▸ **INFORMATION**

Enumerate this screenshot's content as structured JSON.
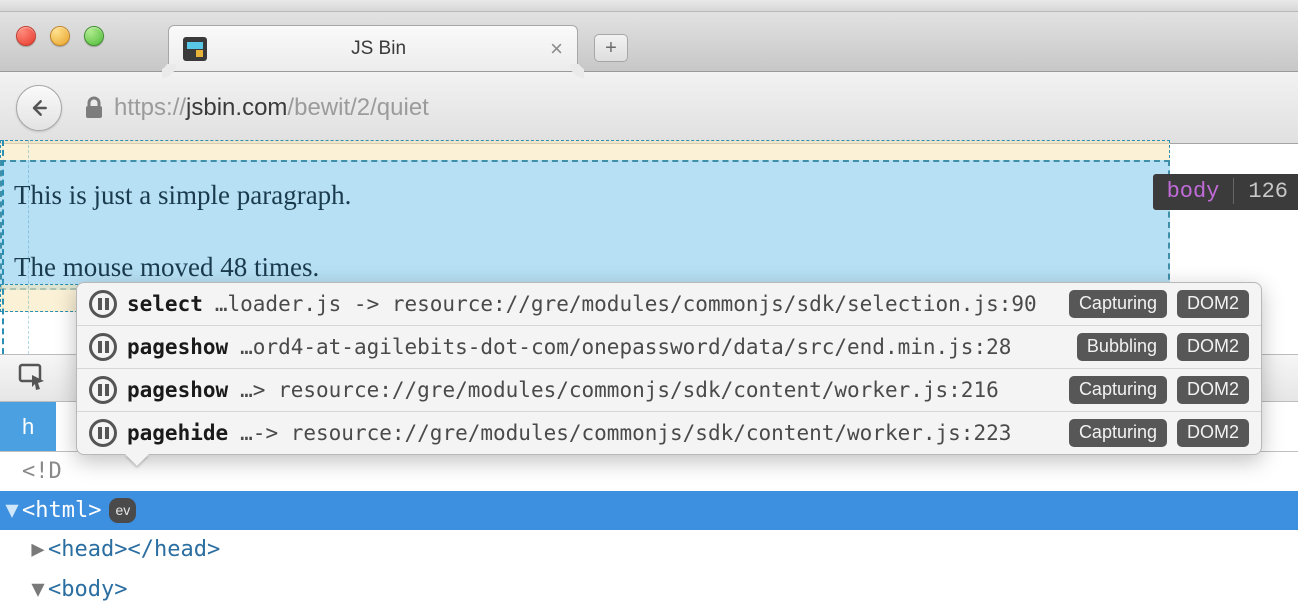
{
  "browser": {
    "tab_title": "JS Bin",
    "url_scheme": "https://",
    "url_host": "jsbin.com",
    "url_path": "/bewit/2/quiet"
  },
  "page": {
    "paragraph1": "This is just a simple paragraph.",
    "paragraph2": "The mouse moved 48 times.",
    "dim_badge_tag": "body",
    "dim_badge_size": "126"
  },
  "events": [
    {
      "name": "select",
      "source": "…loader.js -> resource://gre/modules/commonjs/sdk/selection.js:90",
      "phase": "Capturing",
      "level": "DOM2"
    },
    {
      "name": "pageshow",
      "source": "…ord4-at-agilebits-dot-com/onepassword/data/src/end.min.js:28",
      "phase": "Bubbling",
      "level": "DOM2"
    },
    {
      "name": "pageshow",
      "source": "…> resource://gre/modules/commonjs/sdk/content/worker.js:216",
      "phase": "Capturing",
      "level": "DOM2"
    },
    {
      "name": "pagehide",
      "source": "…-> resource://gre/modules/commonjs/sdk/content/worker.js:223",
      "phase": "Capturing",
      "level": "DOM2"
    }
  ],
  "devtools": {
    "active_tab_letter": "h",
    "doctype_fragment": "<!D",
    "node_html_open": "<html>",
    "ev_badge": "ev",
    "node_head": "<head></head>",
    "node_body_open": "<body>"
  }
}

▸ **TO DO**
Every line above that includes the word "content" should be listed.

▸ **SOLUTION FOR THIS TASK**
Enumerate this screenshot's content as structured JSON.
      "source": "…> resource://gre/modules/commonjs/sdk/content/worker.js:216",
      "source": "…-> resource://gre/modules/commonjs/sdk/content/worker.js:223",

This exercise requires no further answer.